Amaro Obsession


Valle d’Aosta

Quart AO

In the last year this amaro from Valle D’Aosta has caught the attention of our friend Joe Bastianich looking always to niche products, with small numbers and a great story. Ebo Lebo amaro is tied to a curious fate that binds it to America and his awakening and the U.S.A. love for this spirits category. In particular, this historic amaro born almost 45 years ago by Lorenzo Ottoz, owner of Laurent Ottoz, the oldest liquor firm of Valle d’Aosta, registered in 1902. «It was the 1973, but for a long time he was planning to produce a liqueur with that double name, Ebo Lebo: said it was beautiful and playing disruptive and unforgettable like “Coca Cola” recall» Ottoz’s relatives, whose brand was purchased a decade ago by Rosset. Bitter that baptism is also causing the DNA of his recipe: Ebo Lebo is the name, in the Gressoney dialect, the base of the mixture, the yarrow, a map in which in ancient times were given property tonic and digestive properties. And just to emphasize the latter, the firm Ottoz creates a claim that will prove to be one of the most persistent ever born in the Valley, ended up as an adhesive on tens of thousands of cars to tourists. Even today, that over 60 who see the bottle read as a jolly mantra the phrase: “By Ebo Lebo is possible to digest also my mother-in-law”. However, it is another claim, oldest because dates back to 1921, that accompanying the Ebo Lebo on the American market: the famous poster with the boy who pees in a pond. Underneath reads: “non bevete mai acqua“, become to the U.S. “never drink water” that Joe Bastianich has worshipped for this launch. Ebo Lebo is a wonderfully amaro classifiable as alpine where an herbaceous taste invades the palate and where the host is a plant that grows in these valleys: the yarrow, with which achilles, edited the wounds of his comrades-in-arms during the legendary Battle of Troy, connoisseur of the healing properties of this aromatic perennial plant.

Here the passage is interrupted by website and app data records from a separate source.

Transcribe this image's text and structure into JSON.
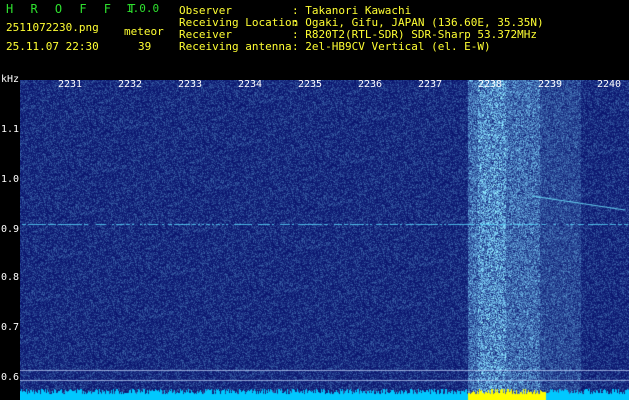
{
  "app": {
    "name": "H R O F F T",
    "version": "1.0.0"
  },
  "file": {
    "name": "2511072230.png",
    "timestamp": "25.11.07 22:30"
  },
  "meteor": {
    "label": "meteor",
    "count": "39"
  },
  "info": [
    {
      "key": "Observer",
      "value": ": Takanori Kawachi"
    },
    {
      "key": "Receiving Location",
      "value": ": Ogaki, Gifu, JAPAN (136.60E, 35.35N)"
    },
    {
      "key": "Receiver",
      "value": ": R820T2(RTL-SDR) SDR-Sharp 53.372MHz"
    },
    {
      "key": "Receiving antenna",
      "value": ": 2el-HB9CV Vertical (el. E-W)"
    }
  ],
  "axis": {
    "y_unit": "kHz",
    "y_ticks": [
      "1.1",
      "1.0",
      "0.9",
      "0.8",
      "0.7",
      "0.6"
    ],
    "x_ticks": [
      "2231",
      "2232",
      "2233",
      "2234",
      "2235",
      "2236",
      "2237",
      "2238",
      "2239",
      "2240"
    ]
  },
  "colors": {
    "title_green": "#2ee02e",
    "accent_yellow": "#ffff33",
    "bg": "#000000",
    "waterfall_base": "#001880"
  }
}
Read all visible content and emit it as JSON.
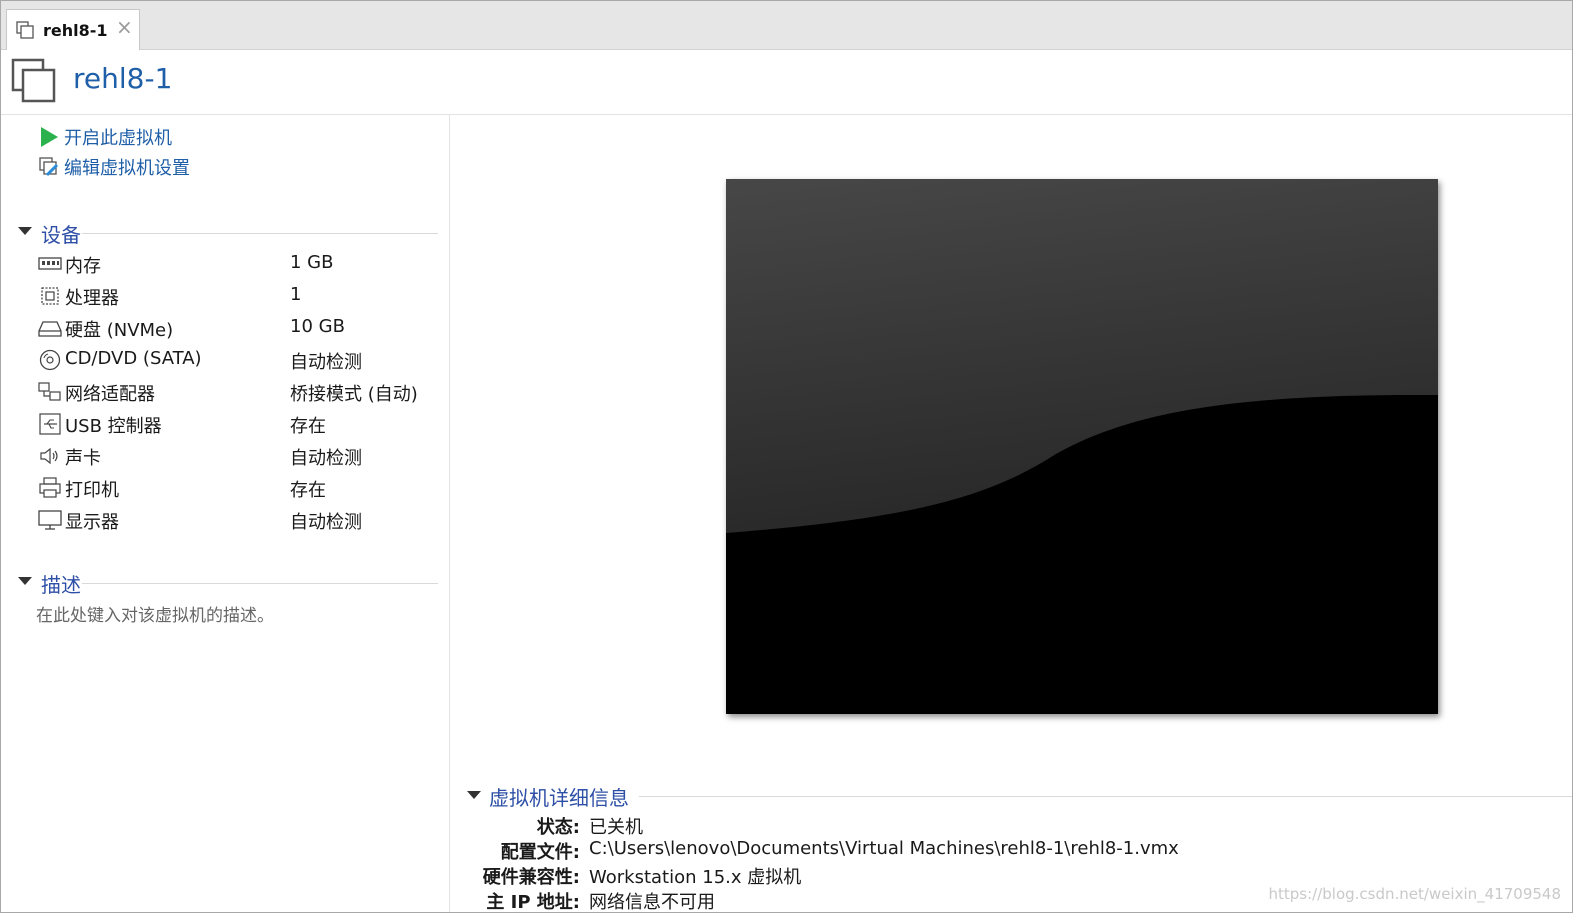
{
  "tab": {
    "label": "rehl8-1",
    "close_glyph": "×",
    "icon": "vm-icon"
  },
  "header": {
    "title": "rehl8-1",
    "icon": "vm-icon"
  },
  "actions": [
    {
      "label": "开启此虚拟机",
      "icon": "play-icon"
    },
    {
      "label": "编辑虚拟机设置",
      "icon": "edit-settings-icon"
    }
  ],
  "devices": {
    "title": "设备",
    "items": [
      {
        "name": "内存",
        "value": "1 GB",
        "icon": "memory-icon"
      },
      {
        "name": "处理器",
        "value": "1",
        "icon": "processor-icon"
      },
      {
        "name": "硬盘 (NVMe)",
        "value": "10 GB",
        "icon": "hard-disk-icon"
      },
      {
        "name": "CD/DVD (SATA)",
        "value": "自动检测",
        "icon": "cd-dvd-icon"
      },
      {
        "name": "网络适配器",
        "value": "桥接模式 (自动)",
        "icon": "network-adapter-icon"
      },
      {
        "name": "USB 控制器",
        "value": "存在",
        "icon": "usb-icon"
      },
      {
        "name": "声卡",
        "value": "自动检测",
        "icon": "speaker-icon"
      },
      {
        "name": "打印机",
        "value": "存在",
        "icon": "printer-icon"
      },
      {
        "name": "显示器",
        "value": "自动检测",
        "icon": "monitor-icon"
      }
    ]
  },
  "description": {
    "title": "描述",
    "placeholder": "在此处键入对该虚拟机的描述。"
  },
  "details": {
    "title": "虚拟机详细信息",
    "rows": [
      {
        "key": "状态:",
        "value": "已关机"
      },
      {
        "key": "配置文件:",
        "value": "C:\\Users\\lenovo\\Documents\\Virtual Machines\\rehl8-1\\rehl8-1.vmx"
      },
      {
        "key": "硬件兼容性:",
        "value": "Workstation 15.x 虚拟机"
      },
      {
        "key": "主 IP 地址:",
        "value": "网络信息不可用"
      }
    ]
  },
  "watermark": "https://blog.csdn.net/weixin_41709548",
  "colors": {
    "link": "#1f5fa8",
    "section": "#2d4fa6",
    "play": "#2bb24c"
  }
}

An amaro with the classic caramel color, limpid in its density, wraps the nose with an intense scent of alpine herbs that helps to remember the mountain. In the mouth it persists and its bitter taste fills and degreases the palate. Great as a digestive after a meal, fantastic on the rocks or with a splash of water to open its flavor, perfect mixing to replace a Chartreuse and give character to a Last Word Cocktail or to improve and give depth to a Ramos Gin Fizz.

Matteo Zed